## [Assigned task]
Find every line in the records below that holds the word "content", and copy it out.

==========

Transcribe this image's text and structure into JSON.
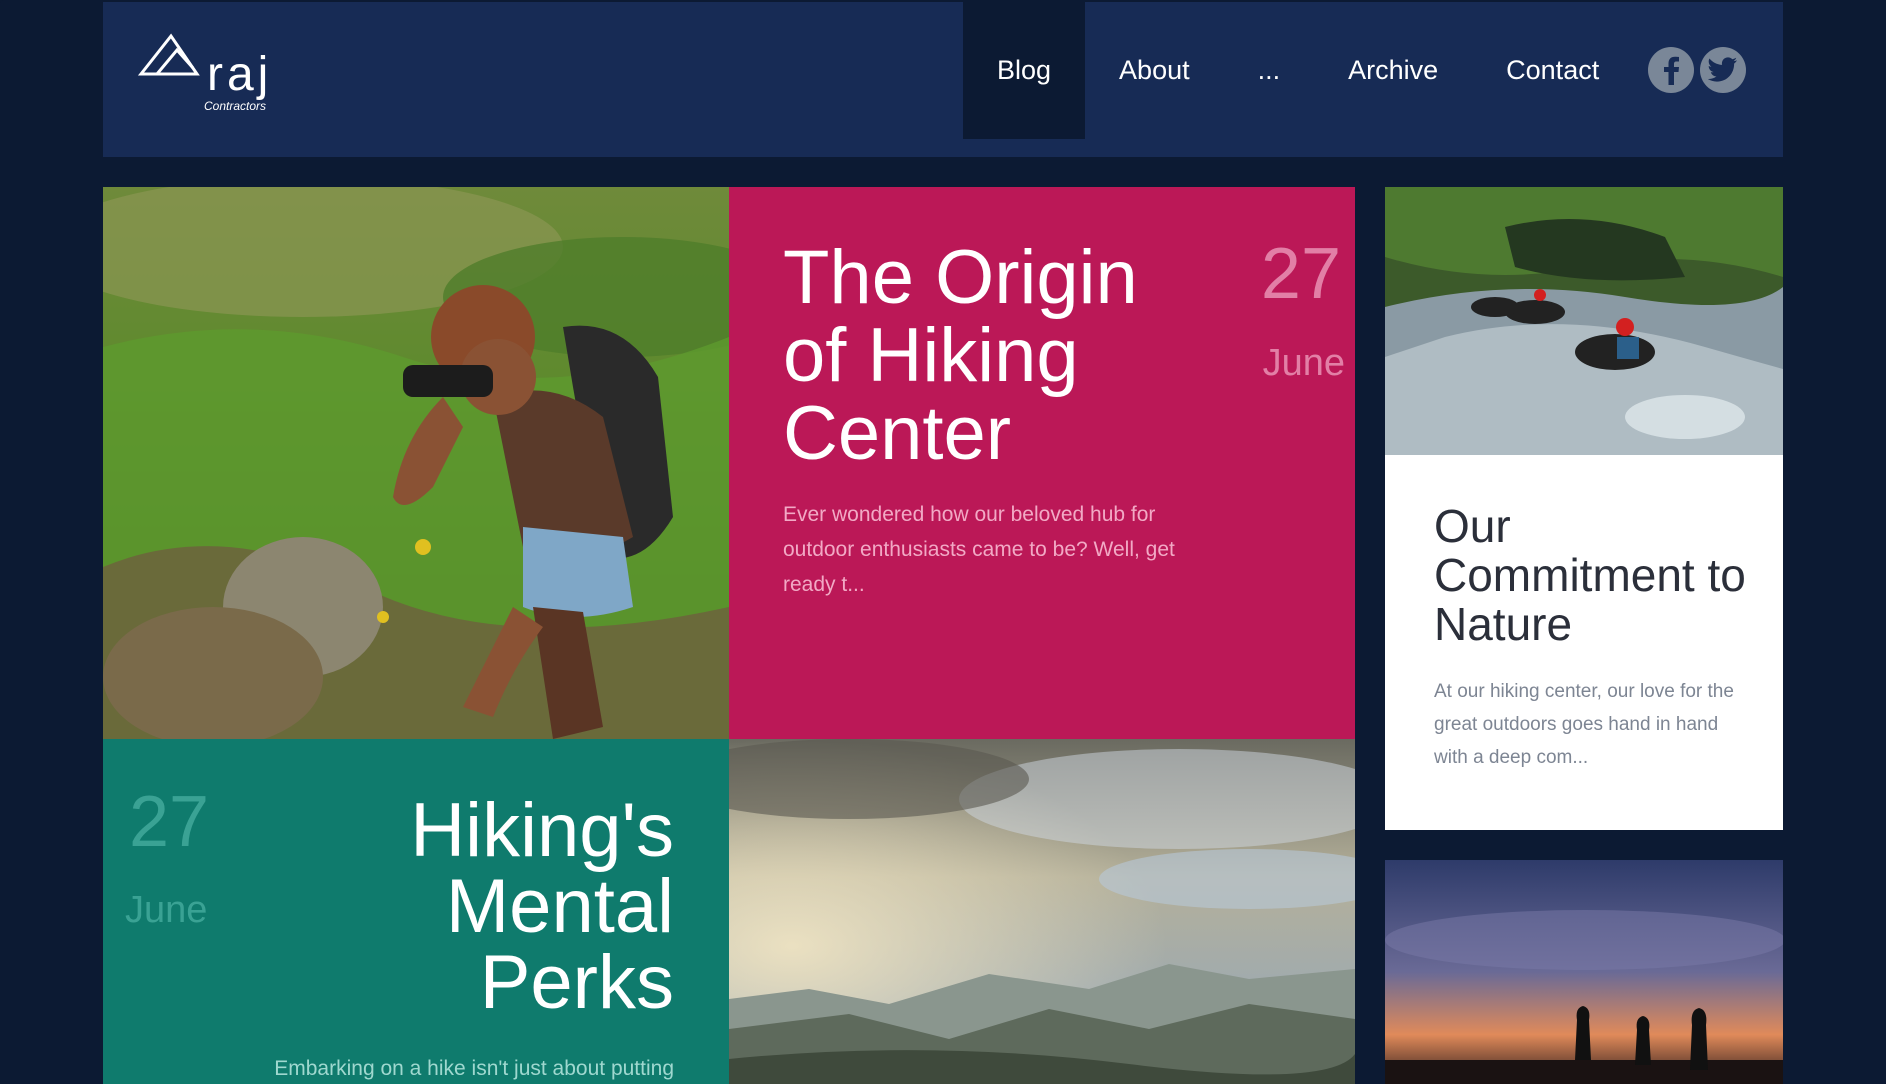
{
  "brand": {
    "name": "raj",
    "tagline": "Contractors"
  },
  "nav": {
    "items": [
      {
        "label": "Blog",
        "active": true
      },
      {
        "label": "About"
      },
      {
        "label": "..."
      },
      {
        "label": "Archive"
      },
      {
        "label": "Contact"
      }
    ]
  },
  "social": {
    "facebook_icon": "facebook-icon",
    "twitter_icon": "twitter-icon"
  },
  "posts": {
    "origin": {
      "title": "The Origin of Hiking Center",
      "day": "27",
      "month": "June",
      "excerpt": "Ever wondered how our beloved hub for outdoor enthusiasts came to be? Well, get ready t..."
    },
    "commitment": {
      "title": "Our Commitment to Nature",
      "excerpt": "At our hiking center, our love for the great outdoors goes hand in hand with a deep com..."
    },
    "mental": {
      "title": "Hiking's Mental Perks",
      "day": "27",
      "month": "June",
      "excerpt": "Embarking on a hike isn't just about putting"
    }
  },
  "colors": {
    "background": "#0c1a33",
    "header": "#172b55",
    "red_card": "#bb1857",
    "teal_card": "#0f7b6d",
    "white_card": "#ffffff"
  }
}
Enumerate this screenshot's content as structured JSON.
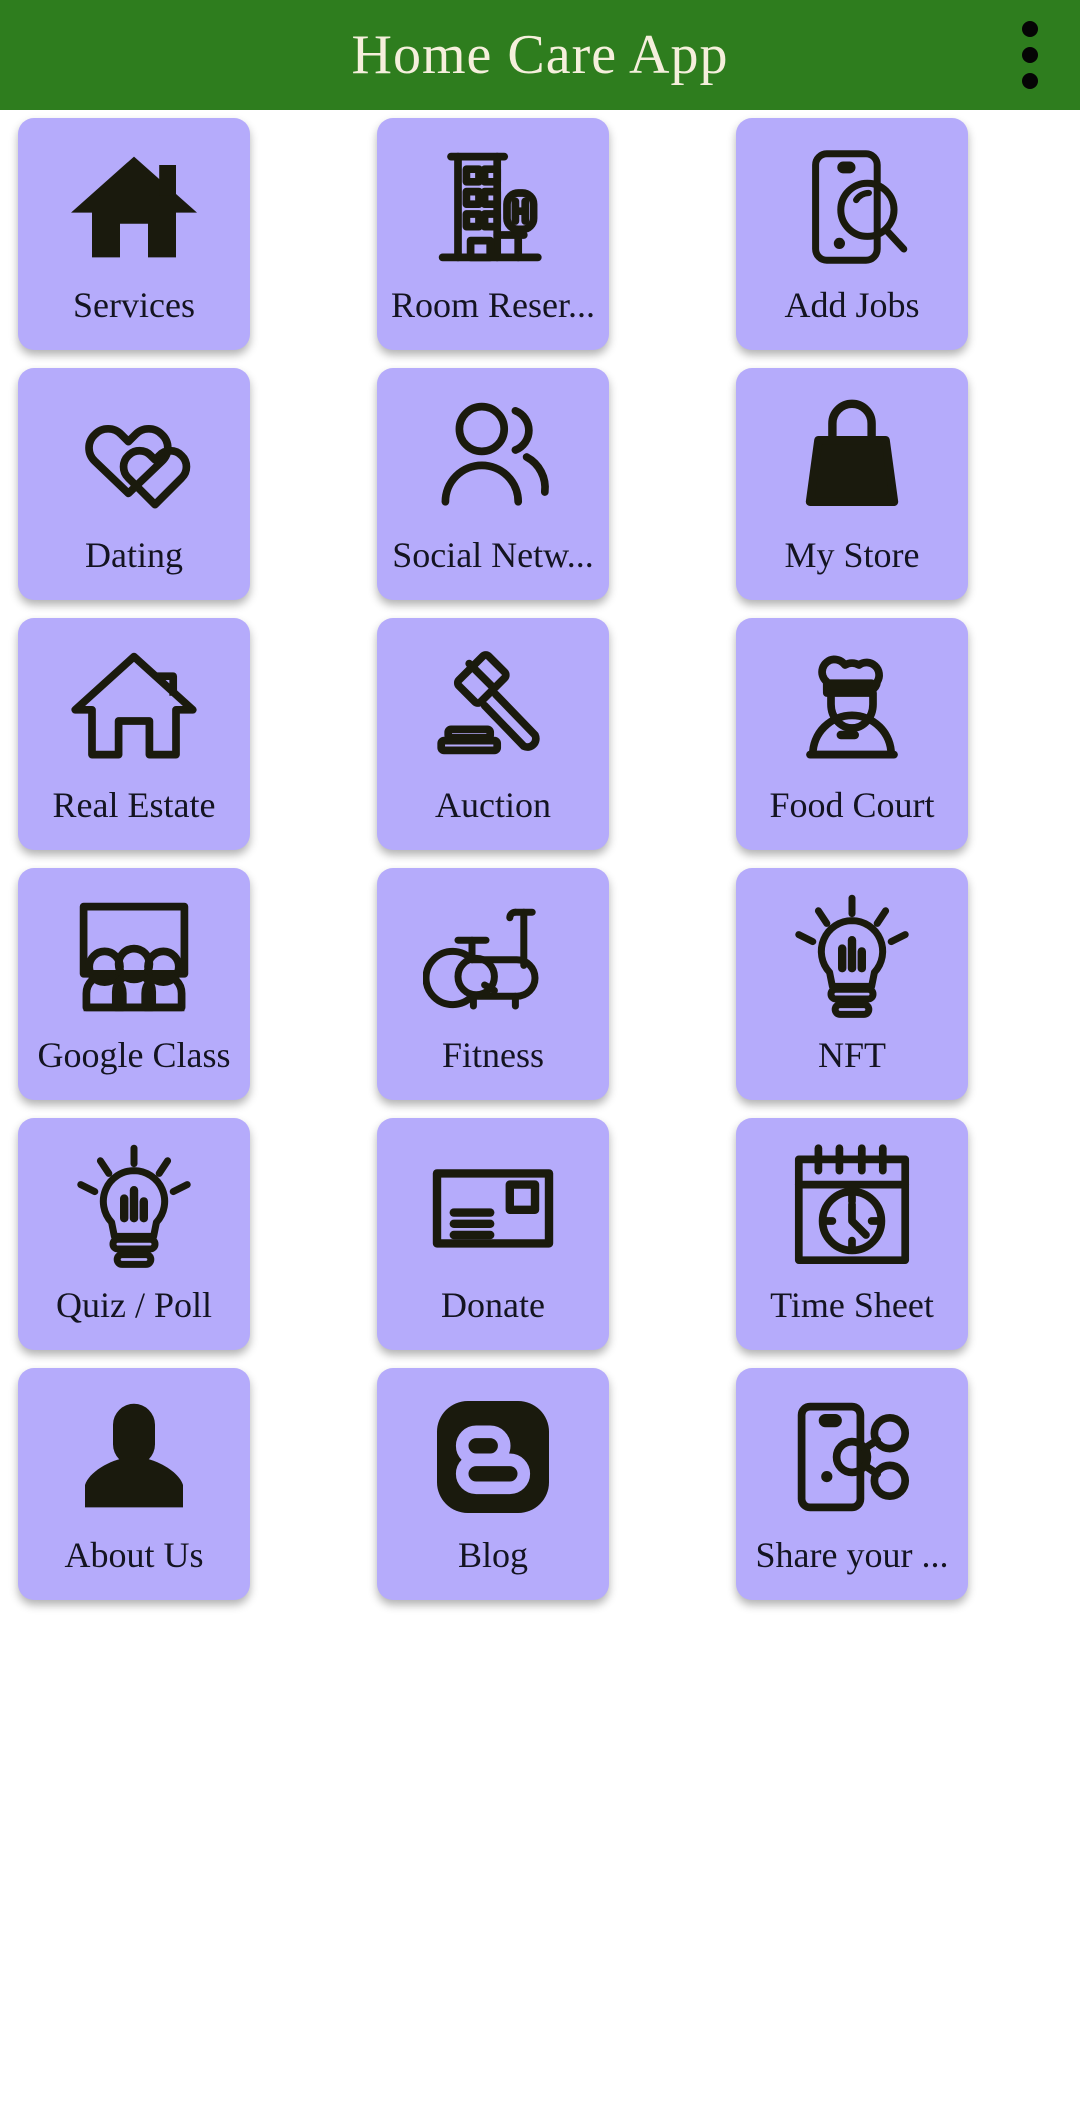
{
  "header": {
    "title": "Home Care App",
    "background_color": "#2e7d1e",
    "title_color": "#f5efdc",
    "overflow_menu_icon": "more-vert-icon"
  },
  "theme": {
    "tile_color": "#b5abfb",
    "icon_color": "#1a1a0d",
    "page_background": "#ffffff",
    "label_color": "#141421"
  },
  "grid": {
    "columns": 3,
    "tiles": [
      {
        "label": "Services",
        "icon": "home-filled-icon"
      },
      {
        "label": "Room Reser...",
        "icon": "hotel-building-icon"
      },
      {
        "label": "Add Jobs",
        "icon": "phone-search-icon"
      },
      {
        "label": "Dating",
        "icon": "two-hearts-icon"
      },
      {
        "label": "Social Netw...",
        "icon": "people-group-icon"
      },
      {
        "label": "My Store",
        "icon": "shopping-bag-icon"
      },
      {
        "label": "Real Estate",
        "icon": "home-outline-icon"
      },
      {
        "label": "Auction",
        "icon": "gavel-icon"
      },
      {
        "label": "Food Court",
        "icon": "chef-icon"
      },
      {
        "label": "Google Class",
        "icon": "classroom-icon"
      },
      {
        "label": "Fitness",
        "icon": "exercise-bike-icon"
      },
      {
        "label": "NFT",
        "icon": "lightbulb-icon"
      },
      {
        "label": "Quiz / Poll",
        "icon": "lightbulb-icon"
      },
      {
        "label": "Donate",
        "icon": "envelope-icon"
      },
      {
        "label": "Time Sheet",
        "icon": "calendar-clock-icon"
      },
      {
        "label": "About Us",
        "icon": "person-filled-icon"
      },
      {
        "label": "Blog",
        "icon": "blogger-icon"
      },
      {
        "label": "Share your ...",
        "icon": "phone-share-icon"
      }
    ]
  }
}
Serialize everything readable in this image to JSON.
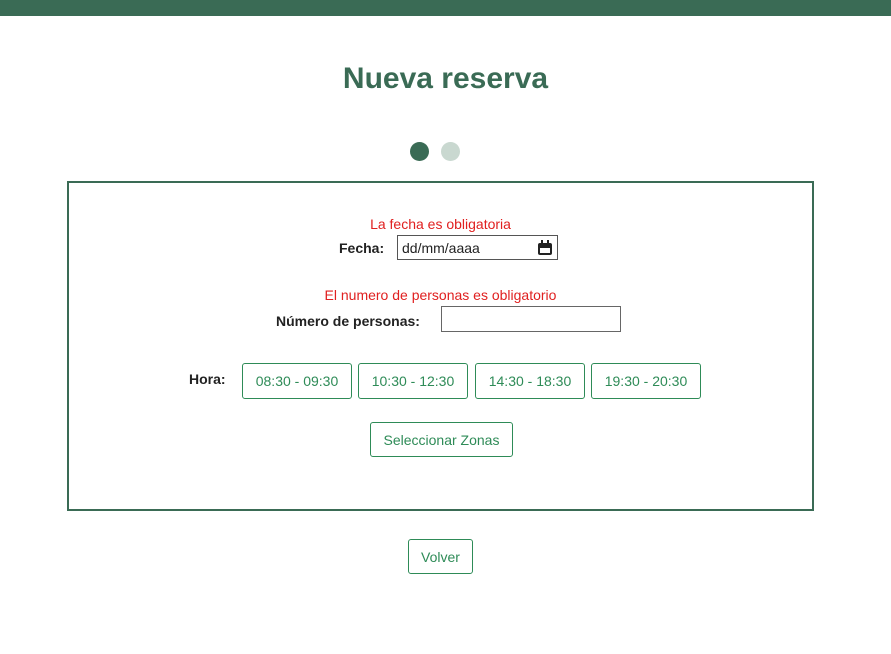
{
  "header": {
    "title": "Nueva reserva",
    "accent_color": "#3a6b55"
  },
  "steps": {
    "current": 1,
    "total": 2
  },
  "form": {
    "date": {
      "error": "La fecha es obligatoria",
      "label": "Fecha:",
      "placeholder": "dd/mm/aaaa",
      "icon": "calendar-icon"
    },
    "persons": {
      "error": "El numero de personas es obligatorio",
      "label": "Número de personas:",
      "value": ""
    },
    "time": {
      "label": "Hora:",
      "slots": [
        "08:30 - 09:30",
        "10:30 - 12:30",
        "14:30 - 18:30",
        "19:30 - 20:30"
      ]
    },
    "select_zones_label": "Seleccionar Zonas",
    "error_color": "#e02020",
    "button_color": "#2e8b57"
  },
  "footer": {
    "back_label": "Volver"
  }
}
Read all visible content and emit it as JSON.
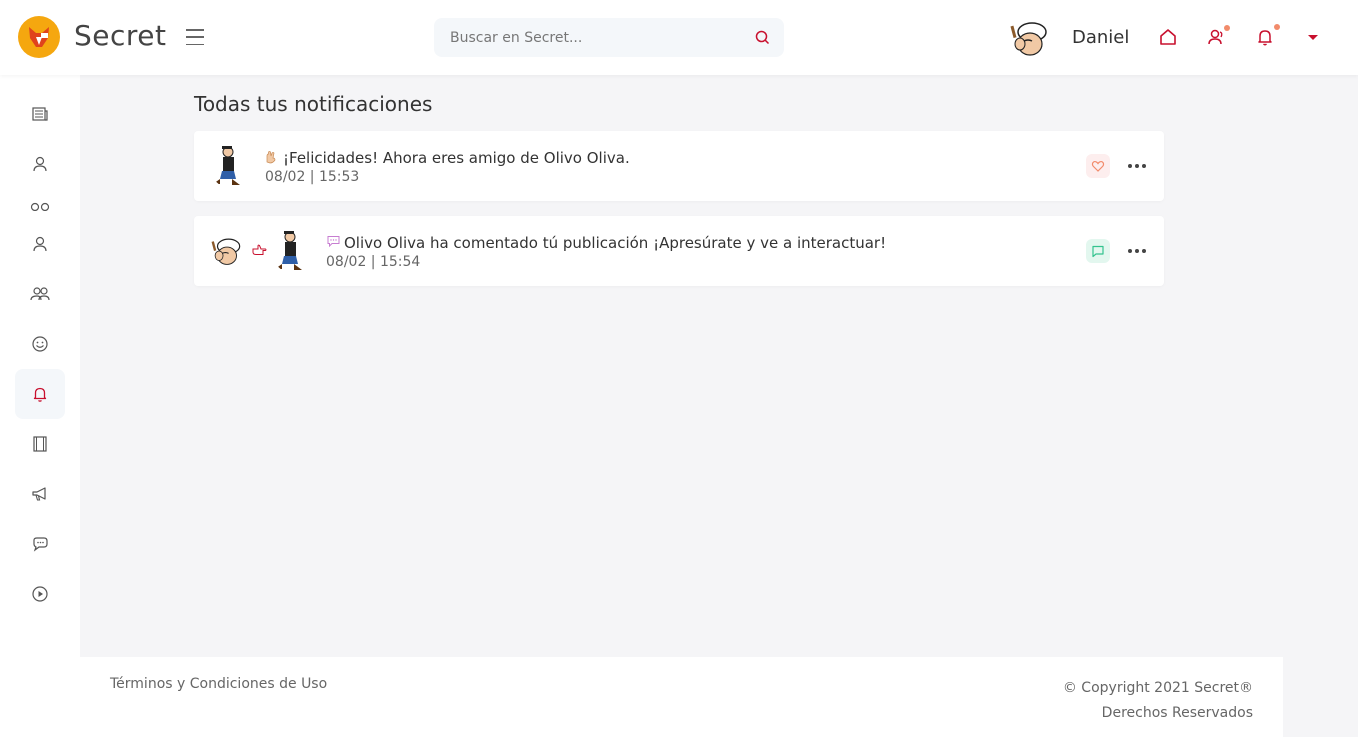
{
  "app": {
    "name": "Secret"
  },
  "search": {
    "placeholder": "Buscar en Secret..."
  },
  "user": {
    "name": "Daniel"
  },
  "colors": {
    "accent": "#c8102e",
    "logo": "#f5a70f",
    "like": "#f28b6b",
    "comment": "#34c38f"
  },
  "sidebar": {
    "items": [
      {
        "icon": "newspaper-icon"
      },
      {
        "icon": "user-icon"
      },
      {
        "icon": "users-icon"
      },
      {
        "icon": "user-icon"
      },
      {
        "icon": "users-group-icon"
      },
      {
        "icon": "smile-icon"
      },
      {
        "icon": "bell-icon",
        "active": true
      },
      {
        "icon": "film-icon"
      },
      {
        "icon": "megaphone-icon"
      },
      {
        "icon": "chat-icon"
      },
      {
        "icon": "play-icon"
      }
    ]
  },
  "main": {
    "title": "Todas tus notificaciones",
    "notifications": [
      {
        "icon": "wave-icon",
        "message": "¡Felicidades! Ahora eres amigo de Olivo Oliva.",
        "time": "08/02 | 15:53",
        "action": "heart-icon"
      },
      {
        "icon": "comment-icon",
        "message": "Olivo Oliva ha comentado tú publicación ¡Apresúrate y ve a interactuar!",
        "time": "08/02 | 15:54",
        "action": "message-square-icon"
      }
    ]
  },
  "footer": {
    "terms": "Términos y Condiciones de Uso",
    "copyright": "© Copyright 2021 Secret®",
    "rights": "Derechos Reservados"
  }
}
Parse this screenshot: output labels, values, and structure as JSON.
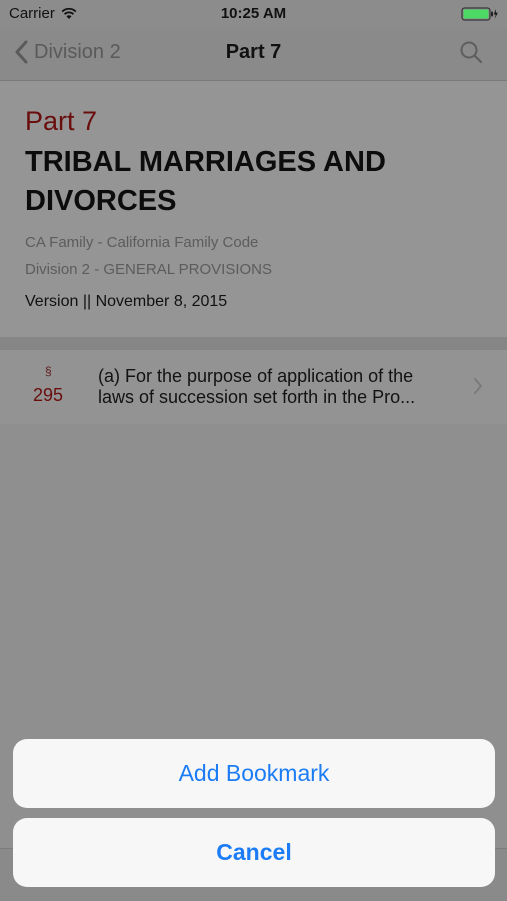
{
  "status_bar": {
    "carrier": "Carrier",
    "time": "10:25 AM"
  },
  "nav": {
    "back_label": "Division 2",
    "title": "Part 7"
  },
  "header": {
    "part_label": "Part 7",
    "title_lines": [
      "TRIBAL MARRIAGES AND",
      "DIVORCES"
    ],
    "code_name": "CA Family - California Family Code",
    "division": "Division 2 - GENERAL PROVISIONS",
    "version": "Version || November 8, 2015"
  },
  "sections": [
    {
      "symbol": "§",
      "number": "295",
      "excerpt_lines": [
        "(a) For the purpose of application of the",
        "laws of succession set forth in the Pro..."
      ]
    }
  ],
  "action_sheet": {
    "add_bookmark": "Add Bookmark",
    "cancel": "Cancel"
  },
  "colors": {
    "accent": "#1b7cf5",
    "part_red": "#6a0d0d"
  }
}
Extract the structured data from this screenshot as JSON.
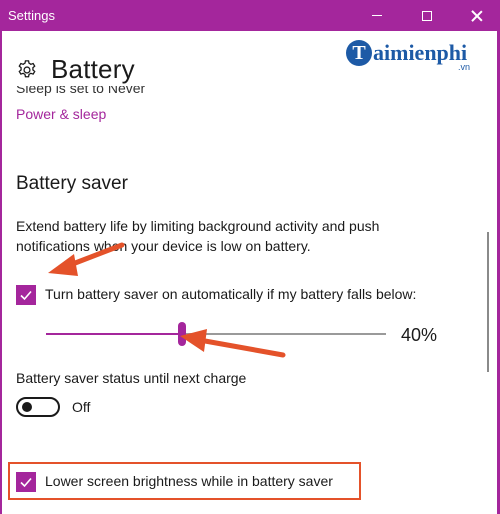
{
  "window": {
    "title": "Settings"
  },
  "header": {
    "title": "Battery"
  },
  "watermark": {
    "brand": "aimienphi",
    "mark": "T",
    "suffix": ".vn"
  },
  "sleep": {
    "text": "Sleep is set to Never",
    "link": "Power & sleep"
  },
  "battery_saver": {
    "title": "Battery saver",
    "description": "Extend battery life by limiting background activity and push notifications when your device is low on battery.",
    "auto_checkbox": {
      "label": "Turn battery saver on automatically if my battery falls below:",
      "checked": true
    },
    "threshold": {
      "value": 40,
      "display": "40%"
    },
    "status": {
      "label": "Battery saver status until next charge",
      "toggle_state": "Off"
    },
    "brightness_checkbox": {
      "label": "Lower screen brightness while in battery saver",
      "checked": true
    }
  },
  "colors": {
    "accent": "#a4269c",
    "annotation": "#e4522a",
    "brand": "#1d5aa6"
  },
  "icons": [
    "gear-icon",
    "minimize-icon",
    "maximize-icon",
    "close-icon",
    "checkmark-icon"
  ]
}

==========

## [Solution]
Enumerate this screenshot's content as structured JSON.
Read all visible content and emit it as JSON.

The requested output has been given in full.